Next, the defendants claim error in the giving of plaintiff's Instruction 4, which told the jury that if they found that by reason of such obstruction in the street, the defendants, in the exercise of ordinary care, should have warned plaintiff of such obstruction, if any, and failed to do so, and that such failure was negligence and caused plaintiff to fall, the verdict should be for the plaintiff and against the defendants. Defendants assert that the case is based on the common law; that defendants' common law duty was only to maintain the crosswalk in a reasonably safe condition; that the question of warning is not the measure of duty in the premises; that, further, the instruction did not designate what kind of warning that should have been provided. The issue of whether the partial resurfacing of the street created a dangerous condition in the crosswalk had been submitted to the jury, and from the verdict it is assumed the jury found that issue in the affirmative. In Hunt v. St. Louis, 278 Mo. 213, 230, 211 S.W. 673, at page 678, where a contractor with the city had repaired the street and in so doing had created a dangerous condition, the court said: "If its contractor, or any subcontractor, did things to this street or to adjacent streets which rendered travel thereon dangerous or hazardous, it became the duty of the city upon notice of such condition, perforce the rule above mentioned, to either remedy this condition, or to put barriers on this street taking it out of public use, or to give notice to all and sundry of its dangerous condition". We think Instruction 4 was not subject to the objection raised, nor that it was erroneous because it did not describe the kind of warning that should have been given.

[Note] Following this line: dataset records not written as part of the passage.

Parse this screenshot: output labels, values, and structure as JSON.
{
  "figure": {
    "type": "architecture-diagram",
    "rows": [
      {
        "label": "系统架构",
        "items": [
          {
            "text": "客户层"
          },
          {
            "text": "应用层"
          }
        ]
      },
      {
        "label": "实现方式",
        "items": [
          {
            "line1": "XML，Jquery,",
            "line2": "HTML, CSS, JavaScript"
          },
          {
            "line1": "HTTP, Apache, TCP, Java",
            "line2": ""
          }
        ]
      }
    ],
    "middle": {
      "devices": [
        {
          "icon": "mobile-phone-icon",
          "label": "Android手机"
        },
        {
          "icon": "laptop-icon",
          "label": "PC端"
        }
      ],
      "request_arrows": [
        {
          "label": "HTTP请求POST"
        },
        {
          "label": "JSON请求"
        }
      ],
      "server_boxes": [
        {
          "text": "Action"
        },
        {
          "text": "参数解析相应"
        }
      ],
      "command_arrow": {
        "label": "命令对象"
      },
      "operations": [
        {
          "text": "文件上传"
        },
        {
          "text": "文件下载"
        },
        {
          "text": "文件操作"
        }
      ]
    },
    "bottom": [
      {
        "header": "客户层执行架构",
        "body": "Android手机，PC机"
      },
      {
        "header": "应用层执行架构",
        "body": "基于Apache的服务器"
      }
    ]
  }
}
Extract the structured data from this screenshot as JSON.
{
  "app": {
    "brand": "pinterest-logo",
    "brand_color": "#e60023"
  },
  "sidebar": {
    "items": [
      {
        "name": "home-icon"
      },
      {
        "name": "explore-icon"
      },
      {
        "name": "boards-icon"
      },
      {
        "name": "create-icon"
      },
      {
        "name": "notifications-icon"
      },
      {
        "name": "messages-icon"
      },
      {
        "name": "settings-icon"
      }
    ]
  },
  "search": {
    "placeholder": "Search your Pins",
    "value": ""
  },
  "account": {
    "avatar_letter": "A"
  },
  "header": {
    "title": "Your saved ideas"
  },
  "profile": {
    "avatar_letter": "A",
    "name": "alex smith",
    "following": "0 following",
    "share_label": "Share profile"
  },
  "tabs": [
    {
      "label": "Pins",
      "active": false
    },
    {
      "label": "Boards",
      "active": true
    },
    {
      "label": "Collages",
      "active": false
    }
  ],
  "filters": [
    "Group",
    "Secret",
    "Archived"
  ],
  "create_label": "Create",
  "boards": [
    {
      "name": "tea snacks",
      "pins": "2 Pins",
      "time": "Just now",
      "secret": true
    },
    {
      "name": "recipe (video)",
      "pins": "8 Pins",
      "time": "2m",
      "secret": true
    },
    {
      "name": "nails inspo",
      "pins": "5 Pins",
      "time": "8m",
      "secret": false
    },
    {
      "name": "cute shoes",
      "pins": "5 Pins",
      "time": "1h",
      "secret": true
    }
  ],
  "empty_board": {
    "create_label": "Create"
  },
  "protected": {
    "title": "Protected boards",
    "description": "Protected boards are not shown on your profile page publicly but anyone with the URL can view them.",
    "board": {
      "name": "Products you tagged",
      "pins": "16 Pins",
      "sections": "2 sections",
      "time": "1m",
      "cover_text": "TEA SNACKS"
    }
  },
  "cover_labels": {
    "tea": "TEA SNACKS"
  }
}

Defendants' next point is that "The Court erred in giving plaintiff's Instruction 4 for the reason that the instruction is broader in scope than the pleadings and a departure therefrom". This is a mere abstract statement, and in such form presents nothing for our review under 42 V.A.M.S. Rule 1.08, Supreme Court Rules. Ambrose v. M. F. A. Co-operative Ass'n of St. Elizabeth, Mo., 266 S.W.2d 647.

Defendants' last point is that the Court erred in overruling their motion for judgment notwithstanding the verdict for the reason that plaintiff, by her own evidence, was guilty of contributory negligence as a matter of law. Plaintiff is entitled to every favorable intendment of her proof on that issue and we are unable to find that her evidence convicted her of contributory negligence as a matter of law. Judgment affirmed.

All concur.